The first military telegraph line hooked Tucson with the rest of the world in 1873. A huge party was given to celebrate the occasion. On March 20, 1880, the Southern Pacific Railroad laid tracks to Tucson. It was a holiday for school children and many ceremonies and speeches were given. Now the population was up to 7,000. That year the Sisters of St. Joseph opened St. Mary’s Hospital. In 1881, the first telephone exchange was installed. The next year the first street lights, powered by gas, were installed. In 1885, the 13th Territorial Legislature agreed to set aside $25,000 for a state university at Tucson. Before the funds could be released the town had to provide 40 acres of land suitable for a campus. J.S. Mansfield, a regent appointed by the governor, selected a site east of town. He persuaded the owners to donate it to the territory. In November 1886, the owners, a pair of professional gamblers and a saloonkeeper, deeded the land to the university. Five years later the school opened with six teachers, 36 students, and one unfinished building. Old Main housed all classrooms and labs, library, and living quarters for some of the faculty.

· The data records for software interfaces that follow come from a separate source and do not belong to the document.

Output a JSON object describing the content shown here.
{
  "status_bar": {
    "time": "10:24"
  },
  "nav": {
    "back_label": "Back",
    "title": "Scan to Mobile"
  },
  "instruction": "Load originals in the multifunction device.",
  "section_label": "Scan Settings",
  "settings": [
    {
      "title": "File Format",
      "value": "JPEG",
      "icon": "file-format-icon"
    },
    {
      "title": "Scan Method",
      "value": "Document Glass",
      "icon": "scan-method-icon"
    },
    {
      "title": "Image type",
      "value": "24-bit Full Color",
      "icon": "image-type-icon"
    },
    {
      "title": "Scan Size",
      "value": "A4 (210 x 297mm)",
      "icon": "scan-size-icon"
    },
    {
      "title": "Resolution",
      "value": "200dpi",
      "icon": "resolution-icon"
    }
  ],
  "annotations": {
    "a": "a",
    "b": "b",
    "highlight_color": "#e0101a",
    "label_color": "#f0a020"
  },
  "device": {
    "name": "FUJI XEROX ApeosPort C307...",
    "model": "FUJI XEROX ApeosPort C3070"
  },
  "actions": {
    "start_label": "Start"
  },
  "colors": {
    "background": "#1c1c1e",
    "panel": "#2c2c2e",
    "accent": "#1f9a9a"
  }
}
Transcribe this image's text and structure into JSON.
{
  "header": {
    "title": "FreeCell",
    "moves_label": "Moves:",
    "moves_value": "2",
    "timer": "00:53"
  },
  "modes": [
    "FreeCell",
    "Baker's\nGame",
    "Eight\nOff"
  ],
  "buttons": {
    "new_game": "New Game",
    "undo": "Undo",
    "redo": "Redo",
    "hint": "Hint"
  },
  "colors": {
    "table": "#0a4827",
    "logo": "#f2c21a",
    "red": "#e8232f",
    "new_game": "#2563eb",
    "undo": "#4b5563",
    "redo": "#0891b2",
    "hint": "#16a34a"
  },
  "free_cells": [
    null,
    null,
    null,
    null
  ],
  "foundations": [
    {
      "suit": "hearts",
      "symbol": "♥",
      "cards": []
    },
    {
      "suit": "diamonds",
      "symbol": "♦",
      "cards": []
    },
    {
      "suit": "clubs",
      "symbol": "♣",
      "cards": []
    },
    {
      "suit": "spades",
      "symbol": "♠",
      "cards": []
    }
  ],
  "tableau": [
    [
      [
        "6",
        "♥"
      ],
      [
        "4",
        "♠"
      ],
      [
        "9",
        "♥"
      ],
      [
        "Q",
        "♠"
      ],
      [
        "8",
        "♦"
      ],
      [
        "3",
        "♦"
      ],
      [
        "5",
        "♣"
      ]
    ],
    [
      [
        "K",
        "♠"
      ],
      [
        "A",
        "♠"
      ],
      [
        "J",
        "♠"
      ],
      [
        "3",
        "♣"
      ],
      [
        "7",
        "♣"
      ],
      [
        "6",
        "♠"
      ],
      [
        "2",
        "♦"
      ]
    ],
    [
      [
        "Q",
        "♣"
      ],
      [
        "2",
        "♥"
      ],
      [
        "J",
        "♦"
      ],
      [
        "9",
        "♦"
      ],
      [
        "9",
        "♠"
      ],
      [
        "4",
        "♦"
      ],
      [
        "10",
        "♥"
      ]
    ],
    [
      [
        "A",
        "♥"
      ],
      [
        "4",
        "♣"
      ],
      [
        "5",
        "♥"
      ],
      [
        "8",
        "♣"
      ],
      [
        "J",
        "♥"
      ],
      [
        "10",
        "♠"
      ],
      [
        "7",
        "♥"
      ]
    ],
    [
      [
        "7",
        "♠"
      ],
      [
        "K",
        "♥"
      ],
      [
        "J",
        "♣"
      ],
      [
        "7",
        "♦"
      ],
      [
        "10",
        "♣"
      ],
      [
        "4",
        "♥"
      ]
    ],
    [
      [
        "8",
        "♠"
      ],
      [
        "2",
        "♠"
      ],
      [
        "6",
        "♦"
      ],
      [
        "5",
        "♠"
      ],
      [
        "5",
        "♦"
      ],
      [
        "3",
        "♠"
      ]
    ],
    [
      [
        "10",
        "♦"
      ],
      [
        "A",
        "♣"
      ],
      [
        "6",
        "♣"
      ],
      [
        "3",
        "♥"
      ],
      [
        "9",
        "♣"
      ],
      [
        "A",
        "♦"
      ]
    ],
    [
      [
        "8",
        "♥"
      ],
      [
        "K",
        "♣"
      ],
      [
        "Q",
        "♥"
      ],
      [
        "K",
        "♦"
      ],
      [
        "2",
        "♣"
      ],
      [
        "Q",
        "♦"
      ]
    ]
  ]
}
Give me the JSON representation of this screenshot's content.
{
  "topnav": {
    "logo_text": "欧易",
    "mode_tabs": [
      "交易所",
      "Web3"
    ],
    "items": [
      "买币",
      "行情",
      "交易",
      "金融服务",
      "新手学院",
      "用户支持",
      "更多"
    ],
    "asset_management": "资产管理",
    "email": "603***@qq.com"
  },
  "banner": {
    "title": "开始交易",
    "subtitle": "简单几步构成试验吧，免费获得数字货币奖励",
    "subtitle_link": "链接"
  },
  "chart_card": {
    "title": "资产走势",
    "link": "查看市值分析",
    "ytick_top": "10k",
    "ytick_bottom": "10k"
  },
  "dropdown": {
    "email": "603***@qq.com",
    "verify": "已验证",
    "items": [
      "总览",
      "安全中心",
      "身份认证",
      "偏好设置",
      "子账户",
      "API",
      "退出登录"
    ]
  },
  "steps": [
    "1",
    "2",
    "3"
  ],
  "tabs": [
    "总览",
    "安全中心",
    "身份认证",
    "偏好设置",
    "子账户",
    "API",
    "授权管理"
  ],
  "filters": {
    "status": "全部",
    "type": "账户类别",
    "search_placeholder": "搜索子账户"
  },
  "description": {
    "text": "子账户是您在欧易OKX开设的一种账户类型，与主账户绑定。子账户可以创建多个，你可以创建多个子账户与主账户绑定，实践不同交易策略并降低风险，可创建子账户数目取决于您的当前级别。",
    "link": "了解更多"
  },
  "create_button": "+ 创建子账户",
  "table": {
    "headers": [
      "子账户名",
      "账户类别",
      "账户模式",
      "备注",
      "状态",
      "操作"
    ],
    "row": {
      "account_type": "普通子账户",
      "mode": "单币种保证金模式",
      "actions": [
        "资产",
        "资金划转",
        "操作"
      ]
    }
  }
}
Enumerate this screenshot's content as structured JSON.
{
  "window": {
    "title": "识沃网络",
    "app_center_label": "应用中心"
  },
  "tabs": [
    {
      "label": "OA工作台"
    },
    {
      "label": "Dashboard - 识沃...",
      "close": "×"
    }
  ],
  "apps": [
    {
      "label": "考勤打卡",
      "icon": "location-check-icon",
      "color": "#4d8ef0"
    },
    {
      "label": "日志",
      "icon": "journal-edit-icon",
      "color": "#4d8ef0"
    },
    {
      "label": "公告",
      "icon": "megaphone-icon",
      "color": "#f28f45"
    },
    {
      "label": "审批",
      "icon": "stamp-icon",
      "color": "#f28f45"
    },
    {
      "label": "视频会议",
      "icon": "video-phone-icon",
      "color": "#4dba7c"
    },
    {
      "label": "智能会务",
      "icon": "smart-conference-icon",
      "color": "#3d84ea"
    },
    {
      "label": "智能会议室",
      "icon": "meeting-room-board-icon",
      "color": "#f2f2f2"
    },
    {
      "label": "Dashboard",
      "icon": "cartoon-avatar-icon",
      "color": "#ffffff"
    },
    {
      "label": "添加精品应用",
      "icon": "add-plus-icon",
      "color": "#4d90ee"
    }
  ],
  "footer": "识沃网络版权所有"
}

In 1896, mule drawn streetcars started operating. In 1906, electric street cars began a three-mile loop route between the downtown and the University of Arizona campus. On February 14, 1912, President Taft signed the proclamation declaring Arizona the 48th state. In 1931, the street cars were replaced by gas powered busses.
One of Tucson’s prized possessions is Kitt Peak. It is the site of the nation’s first national observatory. Today over one dozen telescope domes are on the peak. About 500 astronomers and 50,000 tourists visit each year. Before Kitt was open there was no observatory open to all U.S. astronomers. At the time Palomar Observatory in California was privately owned and some U.S. astronomers didn’t like that. They felt their competitive edge in the Cold War would be lost. Congress created the National Science Foundation after World War II and astronomers felt this was the perfect opportunity to get the foundation to pay for a national observatory run by a university consortium. The Association for Universities for Research in Astronomy was created. More than 150 mountains were considered, then the choice was down to five sites. After two years of testing, Kitt was picked. Kitt delivered sharp images. The mountain top was clear and remarkably dry. It was far enough away from town that lights didn’t interfere, but close enough that people who worked there could live near by. Over the years Tucson has adopted certain light reducing policies to make sure it doesn’t interfere with the observatory. The consortium had to buy the property from the Papago Indians, now called the Tohono O’odham Indians. At first they wouldn’t sell. Then the astronomers took tribal leaders to the University of Arizona to let them look through a 36-inch telescope. Finally an agreement was reached. They pay an $11,000 a year lease, plus give qualified Indians preferential treatment in hiring. It was built for a cost of $6.8 million. The lease was signed on Oct 3, 1958.